  18. Did Economic Inequality Cause the Economic Crisis

    National Research Council Canada - National Science Library

    Danilo Sukovic

    2014-01-01

    ... that occurred during the last three decades. The global economic crisis that emerged in 2008 gave a new impetus to this research because numerous scientific studies appeared in which inequalities were given as one of the key causes...

  19. Economic Modelling in Institutional Economic Theory

    National Research Council Canada - National Science Library

    Wadim Strielkowski; Evgeny Popov

    2017-01-01

    Our paper is centered around the formation of theory of institutional modelling that includes principles and ideas reflecting the laws of societal development within the framework of institutional economic theory...

  20. Methods of Economic Valuation of The Health Risks Associated with Nanomaterials

    Science.gov (United States)

    Shalhevet, S.; Haruvy, N.

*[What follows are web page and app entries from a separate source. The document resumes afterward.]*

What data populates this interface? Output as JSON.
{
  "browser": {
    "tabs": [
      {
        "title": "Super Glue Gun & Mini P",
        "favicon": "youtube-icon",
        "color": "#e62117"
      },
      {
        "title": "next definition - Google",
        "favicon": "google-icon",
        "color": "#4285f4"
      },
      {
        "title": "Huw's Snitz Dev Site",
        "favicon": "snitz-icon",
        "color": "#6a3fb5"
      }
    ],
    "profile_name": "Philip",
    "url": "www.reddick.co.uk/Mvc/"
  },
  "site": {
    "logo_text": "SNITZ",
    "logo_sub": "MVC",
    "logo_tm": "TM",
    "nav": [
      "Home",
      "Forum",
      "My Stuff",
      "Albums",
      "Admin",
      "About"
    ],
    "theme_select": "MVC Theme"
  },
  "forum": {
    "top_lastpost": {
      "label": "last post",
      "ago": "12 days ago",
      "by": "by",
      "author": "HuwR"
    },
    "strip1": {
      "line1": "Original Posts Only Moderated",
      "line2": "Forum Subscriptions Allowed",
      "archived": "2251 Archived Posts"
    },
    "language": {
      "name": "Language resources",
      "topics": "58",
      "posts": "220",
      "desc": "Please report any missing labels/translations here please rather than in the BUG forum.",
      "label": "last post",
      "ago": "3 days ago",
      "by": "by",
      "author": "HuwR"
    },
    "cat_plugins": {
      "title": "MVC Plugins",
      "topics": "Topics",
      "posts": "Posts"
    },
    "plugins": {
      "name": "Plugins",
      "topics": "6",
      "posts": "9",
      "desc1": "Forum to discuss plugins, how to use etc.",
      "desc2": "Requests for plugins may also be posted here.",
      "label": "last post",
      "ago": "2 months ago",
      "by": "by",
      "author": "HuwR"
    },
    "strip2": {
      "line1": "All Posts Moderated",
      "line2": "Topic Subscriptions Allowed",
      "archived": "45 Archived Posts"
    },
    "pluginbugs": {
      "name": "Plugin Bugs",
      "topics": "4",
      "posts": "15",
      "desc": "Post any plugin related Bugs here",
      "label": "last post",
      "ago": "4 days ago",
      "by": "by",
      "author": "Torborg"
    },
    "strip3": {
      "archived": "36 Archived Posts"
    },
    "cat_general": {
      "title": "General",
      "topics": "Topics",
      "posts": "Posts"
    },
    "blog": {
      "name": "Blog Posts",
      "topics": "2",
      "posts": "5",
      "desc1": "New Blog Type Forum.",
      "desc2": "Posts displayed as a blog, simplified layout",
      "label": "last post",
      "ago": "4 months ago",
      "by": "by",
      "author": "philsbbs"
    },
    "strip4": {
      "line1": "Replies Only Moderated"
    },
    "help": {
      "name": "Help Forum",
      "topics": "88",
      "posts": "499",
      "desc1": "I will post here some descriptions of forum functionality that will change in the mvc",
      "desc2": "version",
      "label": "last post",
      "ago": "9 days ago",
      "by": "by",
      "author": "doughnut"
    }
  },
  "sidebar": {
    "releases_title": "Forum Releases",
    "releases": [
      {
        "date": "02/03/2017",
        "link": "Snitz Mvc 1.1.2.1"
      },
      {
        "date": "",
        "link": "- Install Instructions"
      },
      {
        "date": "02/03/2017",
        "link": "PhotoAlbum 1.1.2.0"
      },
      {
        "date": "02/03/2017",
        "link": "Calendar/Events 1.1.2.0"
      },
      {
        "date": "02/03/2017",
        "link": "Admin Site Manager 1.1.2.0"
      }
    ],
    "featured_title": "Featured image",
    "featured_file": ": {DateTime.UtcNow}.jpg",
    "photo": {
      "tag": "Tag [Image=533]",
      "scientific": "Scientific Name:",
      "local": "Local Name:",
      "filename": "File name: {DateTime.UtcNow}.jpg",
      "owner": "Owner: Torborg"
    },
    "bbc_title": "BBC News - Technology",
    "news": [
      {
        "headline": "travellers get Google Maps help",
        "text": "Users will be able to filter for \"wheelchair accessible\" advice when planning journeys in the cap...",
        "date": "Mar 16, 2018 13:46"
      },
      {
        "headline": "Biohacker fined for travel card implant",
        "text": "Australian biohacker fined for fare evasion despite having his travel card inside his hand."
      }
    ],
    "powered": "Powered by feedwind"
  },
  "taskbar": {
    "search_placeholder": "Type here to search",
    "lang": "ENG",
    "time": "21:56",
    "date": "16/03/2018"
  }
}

    The worldwide market for nanomaterials is growing rapidly, but relatively little is still known about the potential risks associated with these materials. The potential health hazards associated with exposure to nanomaterials may lead in the future to increased health costs as well as increased economic costs to the companies involved, as has happened in the past in the case of asbestos. Therefore, it is important to make an initial estimate of the potential costs associated with these health hazards, and to prepare ahead with appropriate health insurance for individuals and financial insurance for companies. While several studies have examined the environmental and health hazards of different nanomaterials by performing life cycle impact assessments, so far these studies have concentrated on the cost of production, and did not estimate the economic impact of the health hazards. This paper discusses methods of evaluating the economic impact of potential health hazards on the public. The proposed method is based on using life cycle impact assessment studies of nanomaterials to estimate the DALYs (Disability Adjusted Life Years) associated with the increased probability of these health hazards. The economic valuation of DALY's can be carried out based on the income lost and the costs of medical treatment. The total expected increase in cost depends on the increase in the statistical probability of each disease.